The health ecosystem is comprised of many different inputs that impact health decision making: social, diet and exercise, environmental factors, the economy and the health care system. Within the health care system, which accounts for just 10 percent of health determinants, there are many important contributors from primary care physicians and surgeons, to nursing homes, behavioral health professionals, home health care organizations, public health departments, emergency medical services, social services, and many others.
All of these providers work every day to ensure a comprehensive and inclusive approach to individual and community health. However, some providers are not eligible for incentives under the Medicare and Medicaid EHR Incentive Programs, so they haven’t received any funds to promote EHR adoption. Nonetheless, it is important they receive support to ensure the health information they gather flows seamlessly for better individual health decision making.

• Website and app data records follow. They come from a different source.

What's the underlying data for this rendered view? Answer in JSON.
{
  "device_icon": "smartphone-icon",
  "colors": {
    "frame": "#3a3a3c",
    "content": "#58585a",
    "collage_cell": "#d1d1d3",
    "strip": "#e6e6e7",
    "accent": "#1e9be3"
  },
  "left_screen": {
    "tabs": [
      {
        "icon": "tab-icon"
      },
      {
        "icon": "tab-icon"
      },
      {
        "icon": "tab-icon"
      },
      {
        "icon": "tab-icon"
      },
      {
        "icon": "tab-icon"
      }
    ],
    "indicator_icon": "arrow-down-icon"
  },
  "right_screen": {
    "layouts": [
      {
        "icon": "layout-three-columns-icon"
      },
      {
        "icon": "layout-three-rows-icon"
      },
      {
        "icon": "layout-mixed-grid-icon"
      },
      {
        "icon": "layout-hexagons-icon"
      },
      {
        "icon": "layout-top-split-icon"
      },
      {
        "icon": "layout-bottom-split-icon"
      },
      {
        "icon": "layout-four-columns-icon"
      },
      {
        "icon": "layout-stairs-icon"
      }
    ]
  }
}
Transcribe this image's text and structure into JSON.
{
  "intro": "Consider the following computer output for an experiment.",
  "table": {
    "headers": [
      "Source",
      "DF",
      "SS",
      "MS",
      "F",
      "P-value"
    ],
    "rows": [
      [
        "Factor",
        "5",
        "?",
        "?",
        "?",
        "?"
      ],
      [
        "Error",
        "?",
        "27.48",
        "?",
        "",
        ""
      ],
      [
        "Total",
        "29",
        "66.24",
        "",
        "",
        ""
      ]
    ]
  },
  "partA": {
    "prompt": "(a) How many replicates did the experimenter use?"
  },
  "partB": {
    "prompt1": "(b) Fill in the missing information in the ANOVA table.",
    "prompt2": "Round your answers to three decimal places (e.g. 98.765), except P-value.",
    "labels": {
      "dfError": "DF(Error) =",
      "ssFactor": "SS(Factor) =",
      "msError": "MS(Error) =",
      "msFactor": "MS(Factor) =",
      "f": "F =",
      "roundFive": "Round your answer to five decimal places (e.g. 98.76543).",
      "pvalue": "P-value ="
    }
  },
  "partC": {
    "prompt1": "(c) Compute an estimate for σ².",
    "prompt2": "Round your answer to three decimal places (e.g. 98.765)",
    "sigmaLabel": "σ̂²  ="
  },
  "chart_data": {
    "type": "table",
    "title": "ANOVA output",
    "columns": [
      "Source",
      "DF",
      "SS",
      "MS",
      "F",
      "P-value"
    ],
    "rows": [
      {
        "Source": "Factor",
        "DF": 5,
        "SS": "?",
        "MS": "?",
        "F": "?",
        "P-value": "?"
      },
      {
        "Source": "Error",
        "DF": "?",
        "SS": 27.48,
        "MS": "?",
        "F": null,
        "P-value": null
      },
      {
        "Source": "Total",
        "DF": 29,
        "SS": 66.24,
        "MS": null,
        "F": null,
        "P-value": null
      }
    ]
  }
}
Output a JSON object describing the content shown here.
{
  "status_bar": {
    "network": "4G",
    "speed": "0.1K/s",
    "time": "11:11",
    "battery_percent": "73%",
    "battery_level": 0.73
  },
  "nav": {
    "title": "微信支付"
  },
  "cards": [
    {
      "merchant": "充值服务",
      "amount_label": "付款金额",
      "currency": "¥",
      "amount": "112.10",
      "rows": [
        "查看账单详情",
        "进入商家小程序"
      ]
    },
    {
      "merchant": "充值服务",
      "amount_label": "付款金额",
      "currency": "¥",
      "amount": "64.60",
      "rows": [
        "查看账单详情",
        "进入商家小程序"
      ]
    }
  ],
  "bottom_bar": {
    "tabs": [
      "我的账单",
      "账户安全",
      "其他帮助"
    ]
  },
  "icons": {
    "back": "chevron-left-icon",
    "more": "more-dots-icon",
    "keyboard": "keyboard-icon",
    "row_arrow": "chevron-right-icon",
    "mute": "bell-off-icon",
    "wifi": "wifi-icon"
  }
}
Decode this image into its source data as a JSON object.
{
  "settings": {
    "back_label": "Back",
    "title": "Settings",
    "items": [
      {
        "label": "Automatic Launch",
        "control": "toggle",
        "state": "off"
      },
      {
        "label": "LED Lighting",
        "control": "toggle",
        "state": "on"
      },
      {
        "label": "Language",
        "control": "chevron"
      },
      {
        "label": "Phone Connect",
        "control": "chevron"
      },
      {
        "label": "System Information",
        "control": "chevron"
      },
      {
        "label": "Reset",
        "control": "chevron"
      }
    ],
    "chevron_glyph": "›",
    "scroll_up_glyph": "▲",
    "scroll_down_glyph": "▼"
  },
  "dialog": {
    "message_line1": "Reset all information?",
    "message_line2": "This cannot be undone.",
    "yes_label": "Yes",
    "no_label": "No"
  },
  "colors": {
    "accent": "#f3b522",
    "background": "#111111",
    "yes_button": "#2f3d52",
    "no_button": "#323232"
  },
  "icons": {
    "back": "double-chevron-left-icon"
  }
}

We announced the names of ten (10) community programs that will support care providers who aren’t able to receive incentive payments under the Medicare and Medicaid Electronic Health Record Incentive Programs. These programs will collaborate with others in their communities to securely share and use electronic health data with providers and individuals across the health ecosystem. These important investments should help with the flow of health information to individuals no matter the care setting in which they receive care. These awards will also foster an interoperable learning health system—truly linking the traditional health care system with community and social support— resulting in healthier people and communities.
The ten programs are:
- AltaMed Health Services Corporation
- Community Health Center Network, Inc.
- Georgia Health Information Network
- National Healthy Start Association
- Nevada Department of Health and Human Services (DHSS)
- Peninsula Community Health Services
- Rhode Island Quality Institute
- The Board of Regents of the University of Wisconsin System
- Utah Department of Health
- Washtenaw County-Community Support and Treatment Services
The overarching goal is for these community programs to complement the more than $38 million in awards that were recently announced to improve care coordination and health information exchange and interoperability. All of these programs will continue to support the framework created by the Office of the National Coordinator in the draft Interoperability Roadmap.
This new investment will help increase adoption and use of electronic health information in a manner that is appropriate, standardized, secure, timely, and reliable for both senders and receivers.
It will be through these innovative community projects that awardees will collaborate with providers who are not receiving Medicare and Medicaid EHR Incentive Program funds. These efforts will support the goals of a nationwide learning health system where data is harmonized across organizations and available to the right people at the right time and in the right place to create healthy individuals and communities.
This post was originally published on the Health IT Buzz and is syndicated here with permission.